We got the tip from Electrek, which covered this freakish mashup. According to The Real Life Guys YouTube channel, the build took place over the course of four weeks "day and night," most of that focused on the giant chains. The creators tested out the first track by towing it behind another vehicle and jumping on, running on top. Then they build the second one and a platform to lift the Model 3 into place to connect the tracks.

"The chains are super high," one of the builders says in the video. "It's not going to be easy to attach the Tesla to them."

I’ve seen a GMC Sierra on tank tracks and even a Nissan Altima, but never a Tesla Model 3; this is a new one. I approve, though: if there’s one way to make a Tesla extra cool, it’s 1.3-ton chains. Forget Ludicrous mode, because this kind of build turns an ordinary EV into a go-anywhere monster. With 31 inches of ground clearance, you could go into the wilderness as long as there's a charging station somewhere within range. However, the heavy add-ons surely reduce the range by a lot; I'm hoping they test it out and report back on an actual number.

The fun part is that they pranked their best friend Eric, wrapping the tank just like his so that when they revealed the vehicle at the completion of the build, he was convinced it was his Model 3.

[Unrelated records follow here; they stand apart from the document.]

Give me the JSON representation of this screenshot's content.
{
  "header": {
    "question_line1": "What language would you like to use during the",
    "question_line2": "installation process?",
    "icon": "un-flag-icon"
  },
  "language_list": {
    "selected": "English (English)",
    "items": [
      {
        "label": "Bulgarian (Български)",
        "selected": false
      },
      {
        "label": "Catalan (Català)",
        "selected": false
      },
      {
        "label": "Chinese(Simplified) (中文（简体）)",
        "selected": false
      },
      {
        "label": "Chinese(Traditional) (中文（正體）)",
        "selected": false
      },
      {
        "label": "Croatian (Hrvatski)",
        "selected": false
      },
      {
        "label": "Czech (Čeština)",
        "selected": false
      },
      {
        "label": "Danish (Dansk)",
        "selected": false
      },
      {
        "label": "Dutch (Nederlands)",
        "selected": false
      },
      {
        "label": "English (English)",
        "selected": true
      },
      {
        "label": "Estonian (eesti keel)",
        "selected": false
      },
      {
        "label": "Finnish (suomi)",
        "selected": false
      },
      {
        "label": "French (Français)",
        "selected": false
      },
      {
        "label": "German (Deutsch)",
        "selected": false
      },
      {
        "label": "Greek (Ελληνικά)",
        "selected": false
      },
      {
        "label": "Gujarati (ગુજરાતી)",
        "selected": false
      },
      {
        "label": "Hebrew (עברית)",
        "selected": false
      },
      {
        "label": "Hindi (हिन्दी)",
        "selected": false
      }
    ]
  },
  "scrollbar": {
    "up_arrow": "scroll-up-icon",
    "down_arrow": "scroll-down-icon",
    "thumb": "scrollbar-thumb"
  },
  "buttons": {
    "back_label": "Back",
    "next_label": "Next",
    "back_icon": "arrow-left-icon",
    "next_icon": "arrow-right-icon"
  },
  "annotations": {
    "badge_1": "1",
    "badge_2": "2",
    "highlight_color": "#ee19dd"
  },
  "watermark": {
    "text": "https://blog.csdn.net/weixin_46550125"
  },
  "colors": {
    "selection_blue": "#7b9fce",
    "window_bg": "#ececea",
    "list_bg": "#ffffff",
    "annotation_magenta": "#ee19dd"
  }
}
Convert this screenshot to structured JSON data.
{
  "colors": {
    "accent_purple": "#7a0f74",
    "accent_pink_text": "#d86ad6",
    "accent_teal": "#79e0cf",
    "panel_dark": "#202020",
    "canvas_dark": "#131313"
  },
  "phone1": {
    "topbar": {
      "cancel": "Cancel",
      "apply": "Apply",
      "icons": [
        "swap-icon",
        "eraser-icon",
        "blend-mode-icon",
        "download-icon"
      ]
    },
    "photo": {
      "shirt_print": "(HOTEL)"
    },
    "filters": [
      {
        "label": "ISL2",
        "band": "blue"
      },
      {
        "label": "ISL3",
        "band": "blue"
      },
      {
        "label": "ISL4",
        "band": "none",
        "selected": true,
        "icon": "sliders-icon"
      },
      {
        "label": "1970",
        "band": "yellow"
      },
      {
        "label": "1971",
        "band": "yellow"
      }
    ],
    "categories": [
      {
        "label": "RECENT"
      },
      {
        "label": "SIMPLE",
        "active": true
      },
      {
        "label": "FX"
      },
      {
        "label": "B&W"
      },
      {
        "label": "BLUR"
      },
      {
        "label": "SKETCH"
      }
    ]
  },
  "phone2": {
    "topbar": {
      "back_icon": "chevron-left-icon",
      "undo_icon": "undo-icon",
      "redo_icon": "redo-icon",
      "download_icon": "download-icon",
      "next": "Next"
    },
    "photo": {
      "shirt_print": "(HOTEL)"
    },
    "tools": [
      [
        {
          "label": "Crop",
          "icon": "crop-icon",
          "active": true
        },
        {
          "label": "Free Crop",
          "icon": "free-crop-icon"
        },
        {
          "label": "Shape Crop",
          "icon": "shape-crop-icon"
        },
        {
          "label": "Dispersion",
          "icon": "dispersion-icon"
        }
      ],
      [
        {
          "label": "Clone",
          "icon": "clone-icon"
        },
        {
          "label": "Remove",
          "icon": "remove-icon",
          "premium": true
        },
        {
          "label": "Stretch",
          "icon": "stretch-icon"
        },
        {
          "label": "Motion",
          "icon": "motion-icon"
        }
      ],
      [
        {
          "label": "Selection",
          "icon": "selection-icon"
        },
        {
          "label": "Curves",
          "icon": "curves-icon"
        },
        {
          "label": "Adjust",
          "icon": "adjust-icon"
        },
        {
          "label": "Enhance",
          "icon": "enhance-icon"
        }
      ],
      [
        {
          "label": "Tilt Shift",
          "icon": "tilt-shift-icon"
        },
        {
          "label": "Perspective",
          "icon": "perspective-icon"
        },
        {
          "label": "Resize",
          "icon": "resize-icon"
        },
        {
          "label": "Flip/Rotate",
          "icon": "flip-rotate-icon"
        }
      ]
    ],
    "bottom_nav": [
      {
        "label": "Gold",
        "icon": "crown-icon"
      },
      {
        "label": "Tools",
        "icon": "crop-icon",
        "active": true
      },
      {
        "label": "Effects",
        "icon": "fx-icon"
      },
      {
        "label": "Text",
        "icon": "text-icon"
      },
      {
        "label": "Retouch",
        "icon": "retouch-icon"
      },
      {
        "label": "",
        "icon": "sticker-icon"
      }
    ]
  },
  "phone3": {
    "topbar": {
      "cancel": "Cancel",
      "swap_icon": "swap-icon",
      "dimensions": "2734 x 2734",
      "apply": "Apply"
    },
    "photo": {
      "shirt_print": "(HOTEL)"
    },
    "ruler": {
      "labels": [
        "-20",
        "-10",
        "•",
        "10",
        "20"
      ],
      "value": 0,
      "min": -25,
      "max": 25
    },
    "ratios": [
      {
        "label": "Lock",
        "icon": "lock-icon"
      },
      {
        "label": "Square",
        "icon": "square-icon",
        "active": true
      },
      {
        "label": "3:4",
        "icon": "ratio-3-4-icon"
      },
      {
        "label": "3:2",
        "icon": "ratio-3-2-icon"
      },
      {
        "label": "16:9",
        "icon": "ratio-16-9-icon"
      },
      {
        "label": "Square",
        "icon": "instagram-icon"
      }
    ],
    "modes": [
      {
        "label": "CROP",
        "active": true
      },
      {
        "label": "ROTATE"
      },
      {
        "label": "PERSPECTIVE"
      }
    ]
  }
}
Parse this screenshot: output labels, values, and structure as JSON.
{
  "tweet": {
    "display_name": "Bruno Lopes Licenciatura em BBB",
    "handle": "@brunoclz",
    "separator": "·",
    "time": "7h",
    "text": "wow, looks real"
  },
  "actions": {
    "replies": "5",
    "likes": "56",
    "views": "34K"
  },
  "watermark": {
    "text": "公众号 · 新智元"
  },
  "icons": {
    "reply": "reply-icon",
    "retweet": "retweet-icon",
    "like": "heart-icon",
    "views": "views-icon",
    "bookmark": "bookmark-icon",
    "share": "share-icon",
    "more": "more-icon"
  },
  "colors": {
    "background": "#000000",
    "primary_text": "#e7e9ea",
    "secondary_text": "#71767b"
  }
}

No word on the total cost for this, but between the humongous tracks (which they call chains), 12 springs, and all of the fabrication, I'm guessing this is not a project for the average person and it's not likely to go mainstream. Enjoy it in all of its glory, because you may not see another one any time soon.

Got a tip? Send a note to kristin.shaw@thedrive.com.